ACTIVITY:
Output each entry exactly; skip nothing.

Start of INFORMATION GIVEN

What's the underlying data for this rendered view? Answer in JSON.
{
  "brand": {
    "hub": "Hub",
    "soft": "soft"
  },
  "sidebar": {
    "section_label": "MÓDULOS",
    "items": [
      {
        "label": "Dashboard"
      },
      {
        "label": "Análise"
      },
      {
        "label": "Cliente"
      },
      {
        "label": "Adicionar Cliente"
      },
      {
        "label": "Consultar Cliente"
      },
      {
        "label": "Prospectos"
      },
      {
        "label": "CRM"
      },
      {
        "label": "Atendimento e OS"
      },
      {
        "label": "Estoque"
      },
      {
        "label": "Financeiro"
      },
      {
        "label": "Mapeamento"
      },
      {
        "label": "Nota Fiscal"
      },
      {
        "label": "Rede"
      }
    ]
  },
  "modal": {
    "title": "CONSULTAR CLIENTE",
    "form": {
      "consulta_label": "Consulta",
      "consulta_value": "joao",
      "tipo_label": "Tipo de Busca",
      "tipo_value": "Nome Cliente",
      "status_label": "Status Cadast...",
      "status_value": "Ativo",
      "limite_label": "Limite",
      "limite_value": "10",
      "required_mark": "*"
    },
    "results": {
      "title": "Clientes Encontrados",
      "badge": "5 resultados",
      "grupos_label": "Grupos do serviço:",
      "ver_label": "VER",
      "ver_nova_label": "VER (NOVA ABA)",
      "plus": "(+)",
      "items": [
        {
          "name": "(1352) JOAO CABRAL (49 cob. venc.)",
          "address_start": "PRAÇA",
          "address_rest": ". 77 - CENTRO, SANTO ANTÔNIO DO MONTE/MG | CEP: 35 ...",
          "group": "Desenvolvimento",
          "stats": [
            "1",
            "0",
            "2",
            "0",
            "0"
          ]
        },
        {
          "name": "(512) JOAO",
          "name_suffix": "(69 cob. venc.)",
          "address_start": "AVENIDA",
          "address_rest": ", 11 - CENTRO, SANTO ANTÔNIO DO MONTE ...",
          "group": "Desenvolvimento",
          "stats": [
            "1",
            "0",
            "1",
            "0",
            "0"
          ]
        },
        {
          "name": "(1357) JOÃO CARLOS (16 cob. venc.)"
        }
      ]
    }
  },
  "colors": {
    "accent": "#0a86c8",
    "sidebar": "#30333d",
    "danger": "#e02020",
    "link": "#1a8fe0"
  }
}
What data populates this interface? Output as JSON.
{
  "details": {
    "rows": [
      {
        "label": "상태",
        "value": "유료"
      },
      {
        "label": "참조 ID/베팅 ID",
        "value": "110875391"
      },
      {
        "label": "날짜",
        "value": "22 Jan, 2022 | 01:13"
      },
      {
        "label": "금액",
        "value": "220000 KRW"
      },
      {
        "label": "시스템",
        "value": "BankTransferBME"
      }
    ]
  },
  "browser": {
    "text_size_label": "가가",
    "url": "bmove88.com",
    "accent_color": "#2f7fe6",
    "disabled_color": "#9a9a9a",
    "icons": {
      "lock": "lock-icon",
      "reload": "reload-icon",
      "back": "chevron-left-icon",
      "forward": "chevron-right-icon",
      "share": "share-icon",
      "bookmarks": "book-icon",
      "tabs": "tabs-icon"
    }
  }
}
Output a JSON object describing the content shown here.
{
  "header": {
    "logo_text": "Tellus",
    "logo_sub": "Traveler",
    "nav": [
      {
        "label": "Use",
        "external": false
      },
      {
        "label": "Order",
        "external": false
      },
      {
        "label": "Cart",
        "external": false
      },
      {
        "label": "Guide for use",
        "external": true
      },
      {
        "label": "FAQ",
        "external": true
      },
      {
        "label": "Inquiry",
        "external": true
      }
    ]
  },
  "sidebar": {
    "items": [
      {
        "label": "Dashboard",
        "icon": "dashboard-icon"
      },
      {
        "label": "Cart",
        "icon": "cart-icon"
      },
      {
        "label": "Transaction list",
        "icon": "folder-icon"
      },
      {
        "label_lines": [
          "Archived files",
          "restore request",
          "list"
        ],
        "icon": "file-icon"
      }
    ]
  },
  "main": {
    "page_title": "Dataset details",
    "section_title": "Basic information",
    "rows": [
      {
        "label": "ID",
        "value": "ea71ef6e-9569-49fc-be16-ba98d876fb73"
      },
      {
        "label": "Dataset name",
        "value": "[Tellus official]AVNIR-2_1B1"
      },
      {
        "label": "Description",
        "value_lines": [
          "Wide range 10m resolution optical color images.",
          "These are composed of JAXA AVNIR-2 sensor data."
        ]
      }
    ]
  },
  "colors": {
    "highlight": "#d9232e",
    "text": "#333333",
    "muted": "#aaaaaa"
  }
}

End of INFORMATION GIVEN

THE ANSWER:
What's the underlying data for this rendered view? Answer in JSON.
{
  "brand": {
    "hub": "Hub",
    "soft": "soft"
  },
  "sidebar": {
    "section_label": "MÓDULOS",
    "items": [
      {
        "label": "Dashboard"
      },
      {
        "label": "Análise"
      },
      {
        "label": "Cliente"
      },
      {
        "label": "Adicionar Cliente"
      },
      {
        "label": "Consultar Cliente"
      },
      {
        "label": "Prospectos"
      },
      {
        "label": "CRM"
      },
      {
        "label": "Atendimento e OS"
      },
      {
        "label": "Estoque"
      },
      {
        "label": "Financeiro"
      },
      {
        "label": "Mapeamento"
      },
      {
        "label": "Nota Fiscal"
      },
      {
        "label": "Rede"
      }
    ]
  },
  "modal": {
    "title": "CONSULTAR CLIENTE",
    "form": {
      "consulta_label": "Consulta",
      "consulta_value": "joao",
      "tipo_label": "Tipo de Busca",
      "tipo_value": "Nome Cliente",
      "status_label": "Status Cadast...",
      "status_value": "Ativo",
      "limite_label": "Limite",
      "limite_value": "10",
      "required_mark": "*"
    },
    "results": {
      "title": "Clientes Encontrados",
      "badge": "5 resultados",
      "grupos_label": "Grupos do serviço:",
      "ver_label": "VER",
      "ver_nova_label": "VER (NOVA ABA)",
      "plus": "(+)",
      "items": [
        {
          "name": "(1352) JOAO CABRAL (49 cob. venc.)",
          "address_start": "PRAÇA",
          "address_rest": ". 77 - CENTRO, SANTO ANTÔNIO DO MONTE/MG | CEP: 35 ...",
          "group": "Desenvolvimento",
          "stats": [
            "1",
            "0",
            "2",
            "0",
            "0"
          ]
        },
        {
          "name": "(512) JOAO",
          "name_suffix": "(69 cob. venc.)",
          "address_start": "AVENIDA",
          "address_rest": ", 11 - CENTRO, SANTO ANTÔNIO DO MONTE ...",
          "group": "Desenvolvimento",
          "stats": [
            "1",
            "0",
            "1",
            "0",
            "0"
          ]
        },
        {
          "name": "(1357) JOÃO CARLOS (16 cob. venc.)"
        }
      ]
    }
  },
  "colors": {
    "accent": "#0a86c8",
    "sidebar": "#30333d",
    "danger": "#e02020",
    "link": "#1a8fe0"
  }
}
What data populates this interface? Output as JSON.
{
  "details": {
    "rows": [
      {
        "label": "상태",
        "value": "유료"
      },
      {
        "label": "참조 ID/베팅 ID",
        "value": "110875391"
      },
      {
        "label": "날짜",
        "value": "22 Jan, 2022 | 01:13"
      },
      {
        "label": "금액",
        "value": "220000 KRW"
      },
      {
        "label": "시스템",
        "value": "BankTransferBME"
      }
    ]
  },
  "browser": {
    "text_size_label": "가가",
    "url": "bmove88.com",
    "accent_color": "#2f7fe6",
    "disabled_color": "#9a9a9a",
    "icons": {
      "lock": "lock-icon",
      "reload": "reload-icon",
      "back": "chevron-left-icon",
      "forward": "chevron-right-icon",
      "share": "share-icon",
      "bookmarks": "book-icon",
      "tabs": "tabs-icon"
    }
  }
}
Output a JSON object describing the content shown here.
{
  "header": {
    "logo_text": "Tellus",
    "logo_sub": "Traveler",
    "nav": [
      {
        "label": "Use",
        "external": false
      },
      {
        "label": "Order",
        "external": false
      },
      {
        "label": "Cart",
        "external": false
      },
      {
        "label": "Guide for use",
        "external": true
      },
      {
        "label": "FAQ",
        "external": true
      },
      {
        "label": "Inquiry",
        "external": true
      }
    ]
  },
  "sidebar": {
    "items": [
      {
        "label": "Dashboard",
        "icon": "dashboard-icon"
      },
      {
        "label": "Cart",
        "icon": "cart-icon"
      },
      {
        "label": "Transaction list",
        "icon": "folder-icon"
      },
      {
        "label_lines": [
          "Archived files",
          "restore request",
          "list"
        ],
        "icon": "file-icon"
      }
    ]
  },
  "main": {
    "page_title": "Dataset details",
    "section_title": "Basic information",
    "rows": [
      {
        "label": "ID",
        "value": "ea71ef6e-9569-49fc-be16-ba98d876fb73"
      },
      {
        "label": "Dataset name",
        "value": "[Tellus official]AVNIR-2_1B1"
      },
      {
        "label": "Description",
        "value_lines": [
          "Wide range 10m resolution optical color images.",
          "These are composed of JAXA AVNIR-2 sensor data."
        ]
      }
    ]
  },
  "colors": {
    "highlight": "#d9232e",
    "text": "#333333",
    "muted": "#aaaaaa"
  }
}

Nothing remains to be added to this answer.